Preventing Pest Attacks on Your Boxwoods
Boxwood shrubs are vulnerable to several pests that can cause major damage to the plant. These pests can cause the leaves to turn yellow or brown and allow diseases to take over. In large numbers these pests can kill the plant. Here are the major pest problems, and some ways that you can help to prevent an attack on your boxwoods.
There are a few different types of nematodes, all of which feed in the same way. Nematodes are in the soil and will embed themselves into the root system of boxwood. They will make themselves at home and block any nutrients from getting through the root. Some plants will try to grow new roots on their own and get nutrients that way, but the nematode attacks will likely migrate to those roots as well. Prevention of nematode is really the only way to keep them from harming your boxwood. Buy your boxwood from a reputable nursery as they take care to ensure that nematodes are not an issue. Also make certain that the area you plant in does not already have nematodes. There are testing kits and centers that you can send soil samples to verify. Be certain to plant your boxwood in soil that is well draining. If you plant the American Boxwood, your plant is already resistant to a couple different species of nematodes however planting such plants as marigolds and grass can help cut down the nematode population as they are resistant to all types of nematodes.
Boxwood mites very closely resemble a spider. They are very small, only around 1/64 inch. Prevention of this little critter can be done organically by introducing lady bugs to the boxwood. Ladybugs will eat up all of the little bugs on your plant. You can use insecticides as well however insecticides will also kill all of the preventative insects that are on the tree as well. Use them as a last resort.
Boxwood Leaf Miner
The Boxwood leaf miner is a very small fly larva that digs into the leaves of boxwood. They stay in the leaf almost all year and then emerge an orange colored fly. This small fly has of a life of about three weeks. The only time that you can effectively prevent an attack on your plant is to spray insecticide when the adult flies have emerged. Once they have laid their eggs on the leaves then it is too late to do anything about this insect. A small population of the leaf miner will allow your boxwood to survive, however; you will need to trim off the infected branches and be sure to watch for any flies to emerge so that you can spray for them.

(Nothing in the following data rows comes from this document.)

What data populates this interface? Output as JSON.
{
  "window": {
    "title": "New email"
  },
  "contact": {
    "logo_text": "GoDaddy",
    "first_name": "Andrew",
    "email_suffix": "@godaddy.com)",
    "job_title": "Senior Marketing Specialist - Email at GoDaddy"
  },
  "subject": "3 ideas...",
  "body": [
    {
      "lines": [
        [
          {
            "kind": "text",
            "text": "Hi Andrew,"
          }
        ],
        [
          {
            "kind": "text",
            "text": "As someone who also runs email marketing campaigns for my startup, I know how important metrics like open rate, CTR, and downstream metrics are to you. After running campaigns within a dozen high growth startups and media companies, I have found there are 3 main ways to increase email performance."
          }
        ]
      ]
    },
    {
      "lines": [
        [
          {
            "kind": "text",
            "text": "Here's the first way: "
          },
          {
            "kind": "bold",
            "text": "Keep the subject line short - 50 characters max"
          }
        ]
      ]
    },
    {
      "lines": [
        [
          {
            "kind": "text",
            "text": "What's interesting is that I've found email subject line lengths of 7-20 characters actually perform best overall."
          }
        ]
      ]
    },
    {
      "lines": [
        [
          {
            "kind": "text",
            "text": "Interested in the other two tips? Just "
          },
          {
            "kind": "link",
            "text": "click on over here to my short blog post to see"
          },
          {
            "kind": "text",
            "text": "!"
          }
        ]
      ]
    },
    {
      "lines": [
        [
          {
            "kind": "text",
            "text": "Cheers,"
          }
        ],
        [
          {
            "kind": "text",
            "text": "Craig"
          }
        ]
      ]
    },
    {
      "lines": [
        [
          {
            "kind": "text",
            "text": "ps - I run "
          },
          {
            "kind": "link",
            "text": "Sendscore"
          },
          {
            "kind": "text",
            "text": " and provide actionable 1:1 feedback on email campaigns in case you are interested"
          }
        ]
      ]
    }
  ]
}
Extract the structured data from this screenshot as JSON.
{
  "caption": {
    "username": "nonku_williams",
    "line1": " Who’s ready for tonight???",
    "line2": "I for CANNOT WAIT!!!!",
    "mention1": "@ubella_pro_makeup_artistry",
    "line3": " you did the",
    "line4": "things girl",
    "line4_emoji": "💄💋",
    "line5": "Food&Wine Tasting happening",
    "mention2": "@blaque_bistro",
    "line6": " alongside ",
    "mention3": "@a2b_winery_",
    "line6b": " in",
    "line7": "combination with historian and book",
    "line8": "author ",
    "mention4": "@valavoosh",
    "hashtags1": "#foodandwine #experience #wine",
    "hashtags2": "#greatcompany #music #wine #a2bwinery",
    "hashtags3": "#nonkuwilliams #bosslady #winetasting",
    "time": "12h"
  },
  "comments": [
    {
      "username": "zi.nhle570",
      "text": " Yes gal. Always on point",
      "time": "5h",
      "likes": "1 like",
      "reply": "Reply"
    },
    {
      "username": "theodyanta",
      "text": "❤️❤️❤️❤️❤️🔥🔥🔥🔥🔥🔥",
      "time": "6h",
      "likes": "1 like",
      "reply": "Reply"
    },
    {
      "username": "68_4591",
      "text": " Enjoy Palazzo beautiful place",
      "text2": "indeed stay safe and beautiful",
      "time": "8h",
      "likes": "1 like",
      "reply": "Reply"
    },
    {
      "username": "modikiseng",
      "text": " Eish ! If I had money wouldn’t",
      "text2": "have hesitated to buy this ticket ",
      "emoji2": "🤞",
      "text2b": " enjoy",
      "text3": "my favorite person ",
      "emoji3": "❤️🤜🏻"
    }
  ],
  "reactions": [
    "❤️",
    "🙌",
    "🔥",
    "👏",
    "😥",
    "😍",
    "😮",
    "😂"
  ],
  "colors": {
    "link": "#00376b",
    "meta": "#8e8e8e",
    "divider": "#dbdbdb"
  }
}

Arming yourself with knowledge about boxwood pests and their prevention will help to ensure that your boxwood has a long pest free life. It is also a good idea to find out different diseases that affect boxwoods as most are easy to prevent if you know enough about them.